Other things I feel committed to: not raising our boys in a bubble. Talking with them about race, racism and black history well before kindergarten and continuing this dialogue forever. Which also means that I'll do my best to be the parent they need when all kinds of big feelings come up in different ways throughout their identity development and life. See also: we all have really good therapists. I don't want our guys wondering about things we may have kept from them while growing up and I'll do my best to be transparent and nurturing about the hardest things in life and hope that that's something worthwhile.
We came across tons of valuable resources these past several weeks that we want to share. You can find them here. If you'd like to contribute, there's a note on that page for how you can do that. We'd love to hear from you. We also upped our social media game. We get a little more political and news-worthy on Twitter and on Pinterest, well...we pin things of interest, like kickass books, ways our boys might wanna style their hair over the years and other goodies. We're starting lifebooks for the boys (which lots of people have asked about) and we'll be pumped to share our thoughts on that in an upcoming post. We also started 2 new hashtags: #AllOfTheSkintones and #LoveSeesAllColor. So you might notice your feed blowing up with those. Don't be shy.
-Foster Mom (the artist)
Other Noteworthy Voices:
Chad Goller-Sojourner: a Seattle-based writer, storyteller and solo-performer whose recent work focuses on the social, political and historical dimensions of multi-identity construction and intersectionality. Riding in Cars with Black People & Other Newly Dangerous Acts: A Memoir in Vanishing Whiteness is the groundbreaking and crushingly honest story of what happens when a black boy, raised by white parents, “ages out” of honorary white and suburban privilege and into a world where folklore, statistics, and conjecture deem him dangerous until proven otherwise. Goller-Sojourner takes audiences on an intense and insightful journey, along the way unpacking race, privilege and policing like only a transracial adoptee can.
Culture Club on Medium: "We get in the cracks and crevices of race, class, culture and identity. It's a party. Come as you are." A guy by the name of @dexdigi writes a solid response to an article you may have read in 2014 by a freshman at Princeton University entitled, "Why I'll Never Apologize for My White Male Privilege."

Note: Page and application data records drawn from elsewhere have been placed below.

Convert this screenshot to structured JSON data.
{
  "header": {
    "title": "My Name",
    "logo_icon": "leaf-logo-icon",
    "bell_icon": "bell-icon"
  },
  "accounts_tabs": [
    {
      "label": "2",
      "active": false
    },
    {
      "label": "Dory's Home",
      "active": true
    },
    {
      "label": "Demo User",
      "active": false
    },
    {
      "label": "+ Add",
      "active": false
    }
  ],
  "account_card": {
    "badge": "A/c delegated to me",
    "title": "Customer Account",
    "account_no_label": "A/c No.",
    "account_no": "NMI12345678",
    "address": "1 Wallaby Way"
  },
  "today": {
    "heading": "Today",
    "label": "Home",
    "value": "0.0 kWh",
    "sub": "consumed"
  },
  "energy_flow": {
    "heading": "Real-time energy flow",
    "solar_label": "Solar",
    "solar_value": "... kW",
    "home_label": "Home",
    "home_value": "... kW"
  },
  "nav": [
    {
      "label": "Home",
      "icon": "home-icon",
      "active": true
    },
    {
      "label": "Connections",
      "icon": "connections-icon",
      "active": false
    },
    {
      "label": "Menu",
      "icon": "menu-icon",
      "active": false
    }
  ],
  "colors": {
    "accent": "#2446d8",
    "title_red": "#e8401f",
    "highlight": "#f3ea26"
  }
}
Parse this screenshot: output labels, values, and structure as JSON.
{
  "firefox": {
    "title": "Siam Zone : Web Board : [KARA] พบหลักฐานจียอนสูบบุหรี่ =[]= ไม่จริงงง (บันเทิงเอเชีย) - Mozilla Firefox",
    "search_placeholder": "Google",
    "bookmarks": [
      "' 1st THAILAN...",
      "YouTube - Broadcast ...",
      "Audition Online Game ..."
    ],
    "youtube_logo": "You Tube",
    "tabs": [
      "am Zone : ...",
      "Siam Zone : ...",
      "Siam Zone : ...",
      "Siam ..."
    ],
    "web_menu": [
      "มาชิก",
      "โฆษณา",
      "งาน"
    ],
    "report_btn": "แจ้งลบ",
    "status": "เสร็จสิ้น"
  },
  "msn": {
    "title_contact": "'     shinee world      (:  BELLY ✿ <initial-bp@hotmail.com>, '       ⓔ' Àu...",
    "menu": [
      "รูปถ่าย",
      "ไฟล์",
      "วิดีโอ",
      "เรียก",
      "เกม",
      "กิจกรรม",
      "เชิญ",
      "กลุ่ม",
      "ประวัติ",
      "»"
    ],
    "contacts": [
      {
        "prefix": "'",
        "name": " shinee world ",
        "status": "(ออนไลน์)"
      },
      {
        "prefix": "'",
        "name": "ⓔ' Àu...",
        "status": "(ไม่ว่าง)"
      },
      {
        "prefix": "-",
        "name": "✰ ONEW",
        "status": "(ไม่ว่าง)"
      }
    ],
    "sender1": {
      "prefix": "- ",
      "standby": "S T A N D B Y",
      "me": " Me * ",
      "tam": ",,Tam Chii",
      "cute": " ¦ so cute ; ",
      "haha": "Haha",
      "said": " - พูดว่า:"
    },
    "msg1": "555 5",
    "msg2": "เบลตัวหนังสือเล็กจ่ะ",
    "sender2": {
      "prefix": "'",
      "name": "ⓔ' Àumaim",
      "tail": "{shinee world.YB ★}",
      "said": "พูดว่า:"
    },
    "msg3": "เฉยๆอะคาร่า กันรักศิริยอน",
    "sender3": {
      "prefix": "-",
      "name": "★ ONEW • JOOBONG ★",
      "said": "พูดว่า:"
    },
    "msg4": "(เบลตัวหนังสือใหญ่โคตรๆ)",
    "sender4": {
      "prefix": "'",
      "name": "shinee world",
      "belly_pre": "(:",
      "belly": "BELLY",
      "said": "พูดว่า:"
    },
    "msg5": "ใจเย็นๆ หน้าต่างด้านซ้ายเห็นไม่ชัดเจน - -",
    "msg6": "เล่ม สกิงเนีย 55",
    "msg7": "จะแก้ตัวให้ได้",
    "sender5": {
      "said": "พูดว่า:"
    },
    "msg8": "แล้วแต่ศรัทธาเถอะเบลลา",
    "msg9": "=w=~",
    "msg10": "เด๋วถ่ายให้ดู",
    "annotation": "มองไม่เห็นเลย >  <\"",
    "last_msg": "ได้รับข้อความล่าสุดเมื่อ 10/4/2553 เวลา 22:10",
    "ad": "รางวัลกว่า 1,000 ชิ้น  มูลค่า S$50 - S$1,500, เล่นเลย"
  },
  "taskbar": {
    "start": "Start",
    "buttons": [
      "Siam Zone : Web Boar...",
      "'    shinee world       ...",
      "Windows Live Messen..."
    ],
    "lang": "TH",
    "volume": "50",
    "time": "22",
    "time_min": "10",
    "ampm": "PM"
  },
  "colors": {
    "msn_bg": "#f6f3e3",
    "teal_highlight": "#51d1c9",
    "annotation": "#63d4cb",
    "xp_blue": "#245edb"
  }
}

Kristen Howerton, mom to 4 kids via birth and adoption and the mastermind behind Rage Against the Minivan has some great insight into talking to her own kids about race, as well as a great collection of age-appropriate books that might help support conversations with kiddos.
Jimmy Wayne: a former foster kid turned country music singer/songwriter whose songs and story highlight his mission to bring awareness to kids who age out of the foster system and become homeless. His powerful TEDx talk here.